**THE TASK:** An identical copy of every entry below is the required output.

Page and application data records:
● ● ● ● ● ● ●

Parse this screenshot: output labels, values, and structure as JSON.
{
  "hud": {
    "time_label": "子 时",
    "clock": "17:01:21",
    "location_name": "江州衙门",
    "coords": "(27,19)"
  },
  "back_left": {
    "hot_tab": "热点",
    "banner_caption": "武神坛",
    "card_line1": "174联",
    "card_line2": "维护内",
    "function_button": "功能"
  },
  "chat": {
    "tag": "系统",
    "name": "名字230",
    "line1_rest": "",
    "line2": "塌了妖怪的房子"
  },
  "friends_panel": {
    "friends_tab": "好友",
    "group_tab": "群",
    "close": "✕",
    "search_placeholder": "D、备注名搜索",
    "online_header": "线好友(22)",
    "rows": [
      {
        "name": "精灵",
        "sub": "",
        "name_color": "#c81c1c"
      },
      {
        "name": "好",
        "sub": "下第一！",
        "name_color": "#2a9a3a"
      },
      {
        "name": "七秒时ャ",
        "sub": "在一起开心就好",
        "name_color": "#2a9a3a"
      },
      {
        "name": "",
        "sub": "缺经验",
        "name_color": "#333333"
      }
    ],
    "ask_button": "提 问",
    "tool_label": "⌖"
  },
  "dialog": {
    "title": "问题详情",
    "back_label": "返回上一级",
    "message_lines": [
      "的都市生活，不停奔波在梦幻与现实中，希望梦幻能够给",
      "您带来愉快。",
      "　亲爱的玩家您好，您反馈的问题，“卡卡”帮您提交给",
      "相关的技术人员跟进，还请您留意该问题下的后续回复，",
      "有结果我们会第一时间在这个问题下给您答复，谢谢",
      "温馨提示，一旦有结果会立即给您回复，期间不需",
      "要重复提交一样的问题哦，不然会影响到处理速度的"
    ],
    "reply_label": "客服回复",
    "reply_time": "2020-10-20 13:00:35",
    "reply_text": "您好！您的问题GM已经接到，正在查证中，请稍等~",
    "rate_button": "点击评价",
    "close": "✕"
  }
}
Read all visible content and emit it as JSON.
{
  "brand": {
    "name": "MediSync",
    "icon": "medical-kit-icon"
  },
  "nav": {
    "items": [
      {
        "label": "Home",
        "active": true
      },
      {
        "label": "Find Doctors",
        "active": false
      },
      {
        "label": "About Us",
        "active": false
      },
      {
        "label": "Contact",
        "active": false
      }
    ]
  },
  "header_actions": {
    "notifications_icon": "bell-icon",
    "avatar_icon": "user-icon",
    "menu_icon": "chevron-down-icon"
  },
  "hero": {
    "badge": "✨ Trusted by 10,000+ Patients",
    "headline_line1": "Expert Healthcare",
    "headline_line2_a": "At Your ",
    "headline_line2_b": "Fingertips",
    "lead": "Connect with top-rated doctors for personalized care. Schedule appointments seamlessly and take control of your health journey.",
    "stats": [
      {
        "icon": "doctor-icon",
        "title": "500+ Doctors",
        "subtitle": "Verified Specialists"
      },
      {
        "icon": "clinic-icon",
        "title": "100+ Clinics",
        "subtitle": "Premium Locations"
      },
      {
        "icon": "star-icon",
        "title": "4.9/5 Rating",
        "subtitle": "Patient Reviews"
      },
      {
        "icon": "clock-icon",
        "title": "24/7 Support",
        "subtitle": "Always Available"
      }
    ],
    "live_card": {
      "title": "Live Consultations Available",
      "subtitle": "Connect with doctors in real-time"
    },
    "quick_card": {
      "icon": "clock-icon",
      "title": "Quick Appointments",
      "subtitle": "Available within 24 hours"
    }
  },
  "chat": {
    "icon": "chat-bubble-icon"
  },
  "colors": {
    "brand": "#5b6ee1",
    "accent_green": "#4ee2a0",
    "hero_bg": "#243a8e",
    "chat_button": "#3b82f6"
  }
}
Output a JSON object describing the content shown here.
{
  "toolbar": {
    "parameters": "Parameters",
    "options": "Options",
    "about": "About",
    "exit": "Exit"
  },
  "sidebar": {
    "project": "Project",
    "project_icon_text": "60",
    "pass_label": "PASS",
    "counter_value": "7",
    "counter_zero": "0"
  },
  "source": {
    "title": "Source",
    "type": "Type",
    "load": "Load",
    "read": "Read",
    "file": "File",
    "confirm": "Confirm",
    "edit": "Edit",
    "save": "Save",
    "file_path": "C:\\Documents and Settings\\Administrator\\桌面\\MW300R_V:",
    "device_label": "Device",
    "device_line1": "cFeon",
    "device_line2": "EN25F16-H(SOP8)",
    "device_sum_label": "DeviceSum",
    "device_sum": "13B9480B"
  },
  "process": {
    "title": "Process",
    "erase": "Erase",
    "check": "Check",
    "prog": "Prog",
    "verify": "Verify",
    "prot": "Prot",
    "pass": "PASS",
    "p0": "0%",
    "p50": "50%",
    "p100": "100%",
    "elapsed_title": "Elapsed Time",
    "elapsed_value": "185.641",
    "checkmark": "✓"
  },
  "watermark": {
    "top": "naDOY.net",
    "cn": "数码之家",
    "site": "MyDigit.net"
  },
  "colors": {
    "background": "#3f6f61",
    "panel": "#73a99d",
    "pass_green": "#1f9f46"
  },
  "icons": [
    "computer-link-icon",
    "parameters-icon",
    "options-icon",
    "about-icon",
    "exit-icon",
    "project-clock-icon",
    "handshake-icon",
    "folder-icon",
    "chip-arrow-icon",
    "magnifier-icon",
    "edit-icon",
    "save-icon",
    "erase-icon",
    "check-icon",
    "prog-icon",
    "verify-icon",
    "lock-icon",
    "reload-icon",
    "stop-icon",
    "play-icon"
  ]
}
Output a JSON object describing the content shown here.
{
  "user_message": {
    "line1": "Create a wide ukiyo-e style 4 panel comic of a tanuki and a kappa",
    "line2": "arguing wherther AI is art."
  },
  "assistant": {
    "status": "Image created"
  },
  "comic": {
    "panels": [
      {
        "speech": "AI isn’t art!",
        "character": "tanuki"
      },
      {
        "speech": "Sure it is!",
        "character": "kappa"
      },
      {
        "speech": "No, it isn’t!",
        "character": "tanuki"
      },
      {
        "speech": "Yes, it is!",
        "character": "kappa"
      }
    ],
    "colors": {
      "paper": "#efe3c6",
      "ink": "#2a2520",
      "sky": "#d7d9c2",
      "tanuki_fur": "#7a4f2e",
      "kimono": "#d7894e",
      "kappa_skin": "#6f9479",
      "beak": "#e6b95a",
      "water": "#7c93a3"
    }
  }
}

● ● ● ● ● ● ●

**PROBLEM SOLUTION:**
Parse this screenshot: output labels, values, and structure as JSON.
{
  "hud": {
    "time_label": "子 时",
    "clock": "17:01:21",
    "location_name": "江州衙门",
    "coords": "(27,19)"
  },
  "back_left": {
    "hot_tab": "热点",
    "banner_caption": "武神坛",
    "card_line1": "174联",
    "card_line2": "维护内",
    "function_button": "功能"
  },
  "chat": {
    "tag": "系统",
    "name": "名字230",
    "line1_rest": "",
    "line2": "塌了妖怪的房子"
  },
  "friends_panel": {
    "friends_tab": "好友",
    "group_tab": "群",
    "close": "✕",
    "search_placeholder": "D、备注名搜索",
    "online_header": "线好友(22)",
    "rows": [
      {
        "name": "精灵",
        "sub": "",
        "name_color": "#c81c1c"
      },
      {
        "name": "好",
        "sub": "下第一！",
        "name_color": "#2a9a3a"
      },
      {
        "name": "七秒时ャ",
        "sub": "在一起开心就好",
        "name_color": "#2a9a3a"
      },
      {
        "name": "",
        "sub": "缺经验",
        "name_color": "#333333"
      }
    ],
    "ask_button": "提 问",
    "tool_label": "⌖"
  },
  "dialog": {
    "title": "问题详情",
    "back_label": "返回上一级",
    "message_lines": [
      "的都市生活，不停奔波在梦幻与现实中，希望梦幻能够给",
      "您带来愉快。",
      "　亲爱的玩家您好，您反馈的问题，“卡卡”帮您提交给",
      "相关的技术人员跟进，还请您留意该问题下的后续回复，",
      "有结果我们会第一时间在这个问题下给您答复，谢谢",
      "温馨提示，一旦有结果会立即给您回复，期间不需",
      "要重复提交一样的问题哦，不然会影响到处理速度的"
    ],
    "reply_label": "客服回复",
    "reply_time": "2020-10-20 13:00:35",
    "reply_text": "您好！您的问题GM已经接到，正在查证中，请稍等~",
    "rate_button": "点击评价",
    "close": "✕"
  }
}
Read all visible content and emit it as JSON.
{
  "brand": {
    "name": "MediSync",
    "icon": "medical-kit-icon"
  },
  "nav": {
    "items": [
      {
        "label": "Home",
        "active": true
      },
      {
        "label": "Find Doctors",
        "active": false
      },
      {
        "label": "About Us",
        "active": false
      },
      {
        "label": "Contact",
        "active": false
      }
    ]
  },
  "header_actions": {
    "notifications_icon": "bell-icon",
    "avatar_icon": "user-icon",
    "menu_icon": "chevron-down-icon"
  },
  "hero": {
    "badge": "✨ Trusted by 10,000+ Patients",
    "headline_line1": "Expert Healthcare",
    "headline_line2_a": "At Your ",
    "headline_line2_b": "Fingertips",
    "lead": "Connect with top-rated doctors for personalized care. Schedule appointments seamlessly and take control of your health journey.",
    "stats": [
      {
        "icon": "doctor-icon",
        "title": "500+ Doctors",
        "subtitle": "Verified Specialists"
      },
      {
        "icon": "clinic-icon",
        "title": "100+ Clinics",
        "subtitle": "Premium Locations"
      },
      {
        "icon": "star-icon",
        "title": "4.9/5 Rating",
        "subtitle": "Patient Reviews"
      },
      {
        "icon": "clock-icon",
        "title": "24/7 Support",
        "subtitle": "Always Available"
      }
    ],
    "live_card": {
      "title": "Live Consultations Available",
      "subtitle": "Connect with doctors in real-time"
    },
    "quick_card": {
      "icon": "clock-icon",
      "title": "Quick Appointments",
      "subtitle": "Available within 24 hours"
    }
  },
  "chat": {
    "icon": "chat-bubble-icon"
  },
  "colors": {
    "brand": "#5b6ee1",
    "accent_green": "#4ee2a0",
    "hero_bg": "#243a8e",
    "chat_button": "#3b82f6"
  }
}
Output a JSON object describing the content shown here.
{
  "toolbar": {
    "parameters": "Parameters",
    "options": "Options",
    "about": "About",
    "exit": "Exit"
  },
  "sidebar": {
    "project": "Project",
    "project_icon_text": "60",
    "pass_label": "PASS",
    "counter_value": "7",
    "counter_zero": "0"
  },
  "source": {
    "title": "Source",
    "type": "Type",
    "load": "Load",
    "read": "Read",
    "file": "File",
    "confirm": "Confirm",
    "edit": "Edit",
    "save": "Save",
    "file_path": "C:\\Documents and Settings\\Administrator\\桌面\\MW300R_V:",
    "device_label": "Device",
    "device_line1": "cFeon",
    "device_line2": "EN25F16-H(SOP8)",
    "device_sum_label": "DeviceSum",
    "device_sum": "13B9480B"
  },
  "process": {
    "title": "Process",
    "erase": "Erase",
    "check": "Check",
    "prog": "Prog",
    "verify": "Verify",
    "prot": "Prot",
    "pass": "PASS",
    "p0": "0%",
    "p50": "50%",
    "p100": "100%",
    "elapsed_title": "Elapsed Time",
    "elapsed_value": "185.641",
    "checkmark": "✓"
  },
  "watermark": {
    "top": "naDOY.net",
    "cn": "数码之家",
    "site": "MyDigit.net"
  },
  "colors": {
    "background": "#3f6f61",
    "panel": "#73a99d",
    "pass_green": "#1f9f46"
  },
  "icons": [
    "computer-link-icon",
    "parameters-icon",
    "options-icon",
    "about-icon",
    "exit-icon",
    "project-clock-icon",
    "handshake-icon",
    "folder-icon",
    "chip-arrow-icon",
    "magnifier-icon",
    "edit-icon",
    "save-icon",
    "erase-icon",
    "check-icon",
    "prog-icon",
    "verify-icon",
    "lock-icon",
    "reload-icon",
    "stop-icon",
    "play-icon"
  ]
}
Output a JSON object describing the content shown here.
{
  "user_message": {
    "line1": "Create a wide ukiyo-e style 4 panel comic of a tanuki and a kappa",
    "line2": "arguing wherther AI is art."
  },
  "assistant": {
    "status": "Image created"
  },
  "comic": {
    "panels": [
      {
        "speech": "AI isn’t art!",
        "character": "tanuki"
      },
      {
        "speech": "Sure it is!",
        "character": "kappa"
      },
      {
        "speech": "No, it isn’t!",
        "character": "tanuki"
      },
      {
        "speech": "Yes, it is!",
        "character": "kappa"
      }
    ],
    "colors": {
      "paper": "#efe3c6",
      "ink": "#2a2520",
      "sky": "#d7d9c2",
      "tanuki_fur": "#7a4f2e",
      "kimono": "#d7894e",
      "kappa_skin": "#6f9479",
      "beak": "#e6b95a",
      "water": "#7c93a3"
    }
  }
}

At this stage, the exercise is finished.